## Problem statement
Without adding or dropping anything, copy the entries below.

## Available data
↓

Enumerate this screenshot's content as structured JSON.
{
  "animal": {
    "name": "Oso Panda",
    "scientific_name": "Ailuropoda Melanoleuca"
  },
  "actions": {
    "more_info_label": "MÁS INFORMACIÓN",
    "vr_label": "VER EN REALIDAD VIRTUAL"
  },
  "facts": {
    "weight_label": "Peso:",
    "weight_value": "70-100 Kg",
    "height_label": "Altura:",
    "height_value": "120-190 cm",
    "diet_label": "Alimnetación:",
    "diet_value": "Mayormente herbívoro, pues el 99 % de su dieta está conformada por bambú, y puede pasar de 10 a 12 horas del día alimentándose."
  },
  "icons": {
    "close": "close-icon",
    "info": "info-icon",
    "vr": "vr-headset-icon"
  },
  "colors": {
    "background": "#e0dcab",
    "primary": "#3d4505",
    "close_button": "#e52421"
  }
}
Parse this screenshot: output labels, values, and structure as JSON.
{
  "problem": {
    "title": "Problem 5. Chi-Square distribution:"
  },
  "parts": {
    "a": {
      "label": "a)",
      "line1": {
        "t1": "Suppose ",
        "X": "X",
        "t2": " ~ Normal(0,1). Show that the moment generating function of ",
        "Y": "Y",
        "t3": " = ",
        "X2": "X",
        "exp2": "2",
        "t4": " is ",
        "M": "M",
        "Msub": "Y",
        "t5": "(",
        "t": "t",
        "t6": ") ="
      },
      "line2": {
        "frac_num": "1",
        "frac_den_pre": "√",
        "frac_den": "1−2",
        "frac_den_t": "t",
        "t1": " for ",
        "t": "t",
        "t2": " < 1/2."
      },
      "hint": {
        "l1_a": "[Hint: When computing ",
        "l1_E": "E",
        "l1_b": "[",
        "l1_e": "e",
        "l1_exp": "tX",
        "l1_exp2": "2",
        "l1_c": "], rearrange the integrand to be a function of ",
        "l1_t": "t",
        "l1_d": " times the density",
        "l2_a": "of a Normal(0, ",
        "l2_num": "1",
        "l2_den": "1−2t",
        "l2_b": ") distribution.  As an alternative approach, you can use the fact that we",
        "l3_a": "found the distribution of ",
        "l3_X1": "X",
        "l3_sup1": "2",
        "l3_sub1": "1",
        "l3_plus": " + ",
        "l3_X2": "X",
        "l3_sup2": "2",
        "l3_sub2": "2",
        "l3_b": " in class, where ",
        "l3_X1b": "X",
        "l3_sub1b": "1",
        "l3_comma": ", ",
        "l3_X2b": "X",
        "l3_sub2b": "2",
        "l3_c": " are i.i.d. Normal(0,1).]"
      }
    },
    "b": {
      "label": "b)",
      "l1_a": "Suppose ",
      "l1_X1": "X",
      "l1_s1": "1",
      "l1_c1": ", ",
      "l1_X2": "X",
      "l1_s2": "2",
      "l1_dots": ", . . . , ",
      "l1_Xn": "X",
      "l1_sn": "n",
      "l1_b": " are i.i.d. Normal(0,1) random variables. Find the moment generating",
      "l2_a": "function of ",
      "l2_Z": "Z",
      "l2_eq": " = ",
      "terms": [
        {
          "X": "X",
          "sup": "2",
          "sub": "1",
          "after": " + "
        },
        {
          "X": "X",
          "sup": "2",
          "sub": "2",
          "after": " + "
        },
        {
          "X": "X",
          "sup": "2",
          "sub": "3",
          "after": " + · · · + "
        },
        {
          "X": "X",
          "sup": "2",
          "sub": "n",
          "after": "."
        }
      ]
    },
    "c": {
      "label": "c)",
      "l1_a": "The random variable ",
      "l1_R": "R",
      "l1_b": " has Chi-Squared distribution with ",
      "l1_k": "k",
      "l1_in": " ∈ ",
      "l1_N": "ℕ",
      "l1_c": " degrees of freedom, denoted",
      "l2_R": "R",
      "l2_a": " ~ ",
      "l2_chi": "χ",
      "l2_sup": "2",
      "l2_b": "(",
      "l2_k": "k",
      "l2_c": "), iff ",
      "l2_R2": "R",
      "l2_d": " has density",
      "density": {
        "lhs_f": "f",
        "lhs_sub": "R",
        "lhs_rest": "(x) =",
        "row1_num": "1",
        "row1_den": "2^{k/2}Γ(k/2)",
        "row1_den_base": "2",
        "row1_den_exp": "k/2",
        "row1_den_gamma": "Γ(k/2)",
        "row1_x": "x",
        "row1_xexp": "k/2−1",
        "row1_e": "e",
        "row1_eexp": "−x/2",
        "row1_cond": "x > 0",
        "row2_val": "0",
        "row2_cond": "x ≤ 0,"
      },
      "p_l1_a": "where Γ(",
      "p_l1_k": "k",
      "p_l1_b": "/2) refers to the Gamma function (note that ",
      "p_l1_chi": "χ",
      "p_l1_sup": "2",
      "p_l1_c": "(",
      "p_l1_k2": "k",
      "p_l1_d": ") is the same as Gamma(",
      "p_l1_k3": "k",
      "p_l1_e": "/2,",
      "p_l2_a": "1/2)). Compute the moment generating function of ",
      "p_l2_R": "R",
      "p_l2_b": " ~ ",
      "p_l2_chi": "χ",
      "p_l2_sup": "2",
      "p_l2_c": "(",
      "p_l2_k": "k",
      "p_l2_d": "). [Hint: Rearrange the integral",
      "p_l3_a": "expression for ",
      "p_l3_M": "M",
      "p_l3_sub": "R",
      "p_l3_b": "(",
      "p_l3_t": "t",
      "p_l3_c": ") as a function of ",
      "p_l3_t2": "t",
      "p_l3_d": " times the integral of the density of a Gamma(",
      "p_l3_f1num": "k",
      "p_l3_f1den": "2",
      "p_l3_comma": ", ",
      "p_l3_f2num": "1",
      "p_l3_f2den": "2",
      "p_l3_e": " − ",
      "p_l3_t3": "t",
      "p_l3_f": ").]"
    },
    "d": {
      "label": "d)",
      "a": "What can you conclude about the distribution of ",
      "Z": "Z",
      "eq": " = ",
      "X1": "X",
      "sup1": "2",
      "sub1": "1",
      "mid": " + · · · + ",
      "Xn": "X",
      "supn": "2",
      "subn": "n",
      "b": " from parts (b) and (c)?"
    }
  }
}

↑

## Result
Enumerate this screenshot's content as structured JSON.
{
  "animal": {
    "name": "Oso Panda",
    "scientific_name": "Ailuropoda Melanoleuca"
  },
  "actions": {
    "more_info_label": "MÁS INFORMACIÓN",
    "vr_label": "VER EN REALIDAD VIRTUAL"
  },
  "facts": {
    "weight_label": "Peso:",
    "weight_value": "70-100 Kg",
    "height_label": "Altura:",
    "height_value": "120-190 cm",
    "diet_label": "Alimnetación:",
    "diet_value": "Mayormente herbívoro, pues el 99 % de su dieta está conformada por bambú, y puede pasar de 10 a 12 horas del día alimentándose."
  },
  "icons": {
    "close": "close-icon",
    "info": "info-icon",
    "vr": "vr-headset-icon"
  },
  "colors": {
    "background": "#e0dcab",
    "primary": "#3d4505",
    "close_button": "#e52421"
  }
}
Parse this screenshot: output labels, values, and structure as JSON.
{
  "problem": {
    "title": "Problem 5. Chi-Square distribution:"
  },
  "parts": {
    "a": {
      "label": "a)",
      "line1": {
        "t1": "Suppose ",
        "X": "X",
        "t2": " ~ Normal(0,1). Show that the moment generating function of ",
        "Y": "Y",
        "t3": " = ",
        "X2": "X",
        "exp2": "2",
        "t4": " is ",
        "M": "M",
        "Msub": "Y",
        "t5": "(",
        "t": "t",
        "t6": ") ="
      },
      "line2": {
        "frac_num": "1",
        "frac_den_pre": "√",
        "frac_den": "1−2",
        "frac_den_t": "t",
        "t1": " for ",
        "t": "t",
        "t2": " < 1/2."
      },
      "hint": {
        "l1_a": "[Hint: When computing ",
        "l1_E": "E",
        "l1_b": "[",
        "l1_e": "e",
        "l1_exp": "tX",
        "l1_exp2": "2",
        "l1_c": "], rearrange the integrand to be a function of ",
        "l1_t": "t",
        "l1_d": " times the density",
        "l2_a": "of a Normal(0, ",
        "l2_num": "1",
        "l2_den": "1−2t",
        "l2_b": ") distribution.  As an alternative approach, you can use the fact that we",
        "l3_a": "found the distribution of ",
        "l3_X1": "X",
        "l3_sup1": "2",
        "l3_sub1": "1",
        "l3_plus": " + ",
        "l3_X2": "X",
        "l3_sup2": "2",
        "l3_sub2": "2",
        "l3_b": " in class, where ",
        "l3_X1b": "X",
        "l3_sub1b": "1",
        "l3_comma": ", ",
        "l3_X2b": "X",
        "l3_sub2b": "2",
        "l3_c": " are i.i.d. Normal(0,1).]"
      }
    },
    "b": {
      "label": "b)",
      "l1_a": "Suppose ",
      "l1_X1": "X",
      "l1_s1": "1",
      "l1_c1": ", ",
      "l1_X2": "X",
      "l1_s2": "2",
      "l1_dots": ", . . . , ",
      "l1_Xn": "X",
      "l1_sn": "n",
      "l1_b": " are i.i.d. Normal(0,1) random variables. Find the moment generating",
      "l2_a": "function of ",
      "l2_Z": "Z",
      "l2_eq": " = ",
      "terms": [
        {
          "X": "X",
          "sup": "2",
          "sub": "1",
          "after": " + "
        },
        {
          "X": "X",
          "sup": "2",
          "sub": "2",
          "after": " + "
        },
        {
          "X": "X",
          "sup": "2",
          "sub": "3",
          "after": " + · · · + "
        },
        {
          "X": "X",
          "sup": "2",
          "sub": "n",
          "after": "."
        }
      ]
    },
    "c": {
      "label": "c)",
      "l1_a": "The random variable ",
      "l1_R": "R",
      "l1_b": " has Chi-Squared distribution with ",
      "l1_k": "k",
      "l1_in": " ∈ ",
      "l1_N": "ℕ",
      "l1_c": " degrees of freedom, denoted",
      "l2_R": "R",
      "l2_a": " ~ ",
      "l2_chi": "χ",
      "l2_sup": "2",
      "l2_b": "(",
      "l2_k": "k",
      "l2_c": "), iff ",
      "l2_R2": "R",
      "l2_d": " has density",
      "density": {
        "lhs_f": "f",
        "lhs_sub": "R",
        "lhs_rest": "(x) =",
        "row1_num": "1",
        "row1_den": "2^{k/2}Γ(k/2)",
        "row1_den_base": "2",
        "row1_den_exp": "k/2",
        "row1_den_gamma": "Γ(k/2)",
        "row1_x": "x",
        "row1_xexp": "k/2−1",
        "row1_e": "e",
        "row1_eexp": "−x/2",
        "row1_cond": "x > 0",
        "row2_val": "0",
        "row2_cond": "x ≤ 0,"
      },
      "p_l1_a": "where Γ(",
      "p_l1_k": "k",
      "p_l1_b": "/2) refers to the Gamma function (note that ",
      "p_l1_chi": "χ",
      "p_l1_sup": "2",
      "p_l1_c": "(",
      "p_l1_k2": "k",
      "p_l1_d": ") is the same as Gamma(",
      "p_l1_k3": "k",
      "p_l1_e": "/2,",
      "p_l2_a": "1/2)). Compute the moment generating function of ",
      "p_l2_R": "R",
      "p_l2_b": " ~ ",
      "p_l2_chi": "χ",
      "p_l2_sup": "2",
      "p_l2_c": "(",
      "p_l2_k": "k",
      "p_l2_d": "). [Hint: Rearrange the integral",
      "p_l3_a": "expression for ",
      "p_l3_M": "M",
      "p_l3_sub": "R",
      "p_l3_b": "(",
      "p_l3_t": "t",
      "p_l3_c": ") as a function of ",
      "p_l3_t2": "t",
      "p_l3_d": " times the integral of the density of a Gamma(",
      "p_l3_f1num": "k",
      "p_l3_f1den": "2",
      "p_l3_comma": ", ",
      "p_l3_f2num": "1",
      "p_l3_f2den": "2",
      "p_l3_e": " − ",
      "p_l3_t3": "t",
      "p_l3_f": ").]"
    },
    "d": {
      "label": "d)",
      "a": "What can you conclude about the distribution of ",
      "Z": "Z",
      "eq": " = ",
      "X1": "X",
      "sup1": "2",
      "sub1": "1",
      "mid": " + · · · + ",
      "Xn": "X",
      "supn": "2",
      "subn": "n",
      "b": " from parts (b) and (c)?"
    }
  }
}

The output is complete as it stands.